Does a liberal society require anything more from its citizens than respect for the law?by Oliver Letwin / October 20, 2001 / Leave a comment
Published in October 2001 issue of Prospect Magazine
Liberals believe in freedom-but how much, for whom and why? In a profound and important book, John Gray advances what might be called the sceptic-optimist answers to these questions. Gray doubts the existence of any ultimate truths about how the ideal society should be organised. He doubts the ability of any society to reconcile the conflicting values espoused by individuals and groups within it. He doubts even the existence of Oakeshottian common traditions or practices, capable of binding a society together. He doubts, in short, that there is any firm basis upon which an argument (as opposed to a preference) for a liberal society could be advanced. This is the sceptical aspect of his thesis. The optimistic aspect of the Gray thesis consists in the hope that a liberal society can nevertheless be sustained on the basis of the pragmatic acceptance by a wide variety of individuals and groups of “convenient articles of peace, whereby individuals and communities with conflicting values and interests may consent to coexist.” On this view, the “liberal project” becomes the pursuit of “modus vivendi among conflicting values,” establishing a society in which “toleration is valued as a condition of peace, and divergent ways of living are welcomed.” The question that confronts those of us who regard the continuation of a liberal society in Britain as both the most precious and the most tenuous of our inheritances, is whether Gray’s optimism can be sustained, if the full range of his scepticism is justified. The “convenient articles of peace,” upon which Gray’s hoped-for modus vivendi depends, are not things that can plausibly emerge from nowhere. They have to be formed-as laws, regulations, judgements, administrative acts-within some institutional framework that is accepted as legitimate by “individuals and communities with conflicting values.” To this extent, Gray’s attack on the Oakeshottian-conservative defence of common traditions and institutions misfires. Gray’s liberal optimism needs a dose of conservatism to sustain it in the face of its other scepticisms. But is a dose of institutional conservatism enough? Can we hope for the sustainability of a liberal society in which nothing unites us other than a common institutional framework? If we are otherwise wholly diverse, can a common framework enable us to establish and refine the “convenient articles of peace” required for coexistence? This is an issue with which Conservatives in Britain, and thoughtful politicians of all stripes, are currently preoccupied. The issue comes into sharpest relief when we consider the distinction between virtue and justice. To achieve Gray’s modus vivendi, there is no need for virtue, in the sense of personal rectitude derived from conscience and operating regardless of the law: justice-in the restricted sense of properly applying and properly obeying the law-is enough. In Gray’s truly liberal society, so long as people obey the law, there may be no conception of virtue, or as many different and irreconcilable versions of virtue as there are members of the society.
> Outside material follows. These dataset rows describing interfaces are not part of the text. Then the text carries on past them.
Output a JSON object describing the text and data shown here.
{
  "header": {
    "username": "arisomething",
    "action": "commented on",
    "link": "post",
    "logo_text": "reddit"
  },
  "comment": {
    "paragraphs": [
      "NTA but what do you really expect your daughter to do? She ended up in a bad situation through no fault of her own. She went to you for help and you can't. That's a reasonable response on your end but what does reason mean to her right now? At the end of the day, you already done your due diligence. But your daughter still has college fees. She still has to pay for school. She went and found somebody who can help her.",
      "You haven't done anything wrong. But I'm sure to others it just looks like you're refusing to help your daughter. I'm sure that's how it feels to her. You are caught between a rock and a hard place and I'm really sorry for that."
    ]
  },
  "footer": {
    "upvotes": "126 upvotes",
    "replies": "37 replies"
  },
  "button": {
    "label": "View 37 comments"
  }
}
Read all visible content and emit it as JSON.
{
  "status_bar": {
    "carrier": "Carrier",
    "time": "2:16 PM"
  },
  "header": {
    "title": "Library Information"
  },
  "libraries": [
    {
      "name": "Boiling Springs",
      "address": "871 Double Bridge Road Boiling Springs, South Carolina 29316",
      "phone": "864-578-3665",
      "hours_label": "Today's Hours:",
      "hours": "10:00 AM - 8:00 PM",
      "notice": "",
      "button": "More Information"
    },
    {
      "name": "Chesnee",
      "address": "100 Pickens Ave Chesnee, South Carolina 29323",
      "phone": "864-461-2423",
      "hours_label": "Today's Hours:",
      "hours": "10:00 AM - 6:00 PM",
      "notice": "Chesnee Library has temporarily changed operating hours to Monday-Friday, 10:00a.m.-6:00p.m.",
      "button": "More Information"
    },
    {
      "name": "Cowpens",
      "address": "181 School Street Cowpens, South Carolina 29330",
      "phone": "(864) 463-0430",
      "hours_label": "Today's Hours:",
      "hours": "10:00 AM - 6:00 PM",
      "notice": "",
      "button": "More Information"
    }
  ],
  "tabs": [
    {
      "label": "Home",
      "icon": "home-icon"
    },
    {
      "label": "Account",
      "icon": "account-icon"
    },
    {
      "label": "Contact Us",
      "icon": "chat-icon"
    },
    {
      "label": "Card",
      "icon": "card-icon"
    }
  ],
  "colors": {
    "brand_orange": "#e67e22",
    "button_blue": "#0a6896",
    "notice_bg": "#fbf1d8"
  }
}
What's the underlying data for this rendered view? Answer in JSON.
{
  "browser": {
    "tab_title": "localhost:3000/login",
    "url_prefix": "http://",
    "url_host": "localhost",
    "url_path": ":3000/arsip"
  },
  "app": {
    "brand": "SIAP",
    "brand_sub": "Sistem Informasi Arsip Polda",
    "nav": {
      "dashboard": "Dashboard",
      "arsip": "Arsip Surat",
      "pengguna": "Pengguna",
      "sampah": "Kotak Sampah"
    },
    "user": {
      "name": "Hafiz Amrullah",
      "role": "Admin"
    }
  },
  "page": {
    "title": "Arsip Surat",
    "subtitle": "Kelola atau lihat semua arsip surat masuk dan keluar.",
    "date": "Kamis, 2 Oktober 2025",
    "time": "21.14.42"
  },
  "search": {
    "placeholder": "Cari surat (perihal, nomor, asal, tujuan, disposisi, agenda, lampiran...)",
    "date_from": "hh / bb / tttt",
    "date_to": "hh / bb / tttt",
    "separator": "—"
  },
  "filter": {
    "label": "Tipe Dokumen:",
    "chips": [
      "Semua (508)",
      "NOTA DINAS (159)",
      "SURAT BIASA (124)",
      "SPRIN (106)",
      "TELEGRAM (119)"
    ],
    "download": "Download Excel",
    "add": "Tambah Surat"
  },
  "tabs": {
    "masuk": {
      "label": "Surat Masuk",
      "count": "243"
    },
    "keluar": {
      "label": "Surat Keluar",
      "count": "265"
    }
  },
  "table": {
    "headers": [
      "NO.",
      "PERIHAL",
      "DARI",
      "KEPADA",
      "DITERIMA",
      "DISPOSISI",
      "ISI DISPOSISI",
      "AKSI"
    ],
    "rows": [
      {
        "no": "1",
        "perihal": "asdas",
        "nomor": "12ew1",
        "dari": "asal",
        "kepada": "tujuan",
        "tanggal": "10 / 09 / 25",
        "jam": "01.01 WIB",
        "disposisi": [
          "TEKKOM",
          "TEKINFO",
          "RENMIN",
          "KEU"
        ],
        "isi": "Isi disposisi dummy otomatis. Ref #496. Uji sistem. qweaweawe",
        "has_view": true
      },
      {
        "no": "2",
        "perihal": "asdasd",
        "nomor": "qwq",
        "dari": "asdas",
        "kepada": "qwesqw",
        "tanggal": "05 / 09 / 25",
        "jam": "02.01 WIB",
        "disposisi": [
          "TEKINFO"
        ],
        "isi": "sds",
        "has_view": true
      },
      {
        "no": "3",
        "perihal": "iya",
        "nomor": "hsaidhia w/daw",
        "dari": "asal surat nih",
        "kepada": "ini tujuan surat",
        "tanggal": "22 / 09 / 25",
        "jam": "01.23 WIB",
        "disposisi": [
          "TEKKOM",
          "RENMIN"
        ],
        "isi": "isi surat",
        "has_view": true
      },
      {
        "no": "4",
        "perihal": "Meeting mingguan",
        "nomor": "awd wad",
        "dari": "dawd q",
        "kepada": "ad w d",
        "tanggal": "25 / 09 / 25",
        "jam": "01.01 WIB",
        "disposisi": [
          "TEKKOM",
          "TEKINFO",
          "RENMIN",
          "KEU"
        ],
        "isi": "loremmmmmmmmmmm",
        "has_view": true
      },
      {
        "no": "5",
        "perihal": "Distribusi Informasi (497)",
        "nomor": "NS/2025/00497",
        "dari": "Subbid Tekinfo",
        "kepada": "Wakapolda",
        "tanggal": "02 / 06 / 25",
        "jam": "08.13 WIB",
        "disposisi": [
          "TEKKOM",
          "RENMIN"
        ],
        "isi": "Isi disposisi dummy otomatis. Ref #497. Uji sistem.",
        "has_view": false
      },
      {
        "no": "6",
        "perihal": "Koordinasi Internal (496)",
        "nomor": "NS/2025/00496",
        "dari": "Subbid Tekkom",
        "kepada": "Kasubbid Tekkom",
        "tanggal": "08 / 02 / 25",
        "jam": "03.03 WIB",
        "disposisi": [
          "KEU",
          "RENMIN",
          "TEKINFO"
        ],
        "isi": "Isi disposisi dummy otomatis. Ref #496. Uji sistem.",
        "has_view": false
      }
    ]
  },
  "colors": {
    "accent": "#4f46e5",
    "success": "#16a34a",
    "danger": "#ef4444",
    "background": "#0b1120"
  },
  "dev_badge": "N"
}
A question with which the liberal “right” wrestles is whether-as an empirical fact about human existence-it is sensible to expect that the tendency to be law-abiding could be sufficiently strong to permit peaceful coexistence under conditions in which there was no common moral understanding lying behind the law. An even more acute tension arises when we come to discuss the making, rather than the obeying, of law and when one of the moralities involved in a clash of morals is itself fundamentally illiberal. If you come from a sect that believes it is morally wrong to educate girls, on the grounds that women are inferior and ineducable, and if I come from what (pace Gray) I am inclined to call a “liberal tradition” which regards women as intellectually and spiritually equivalent to men (and so regards it as grossly immoral not to educate girls), how are you and I going to draw up “convenient articles of peace” that allow us to coexist in a single society? Gray’s answer is that we just have to find a way of establishing a modus vivendi between us, so that you and I can live together. In other words, he calls on each of us to sacrifice even our strongest moral feelings when we legislate, and to consider only the demands of tolerance: efficient latitudinarianism becomes the sole virtue of Gray’s liberal legislator. Can we exhibit such latitudinarianism? I suppose so-with heroic self-restraint. Whether we should do it is a much more difficult question. Should I follow Gray and use my vote in the legislature to permit some sect to deprive girls of an education in the name of liberal tolerance of all such sects? Or should I (equally in the name of liberalism) cast my vote in favour of laws that intolerantly forbid such a sect from acting in this way-so as to liberate the women in question from virtual servitude? The problem is not only that-unlike Gray-I do not think I know the answer to this question. The situation is worse still. I do not even know on what basis to answer the question. I am also intensely suspicious of those who think that they do know how to answer. Perhaps there is no answer. Perhaps the real point about liberalism is that it actually has “two faces” and that neither face can see through the eyes or hear through the ears or speak with the voice of the other. Perhaps each side of liberalism has to find a modus vivendi with its other self.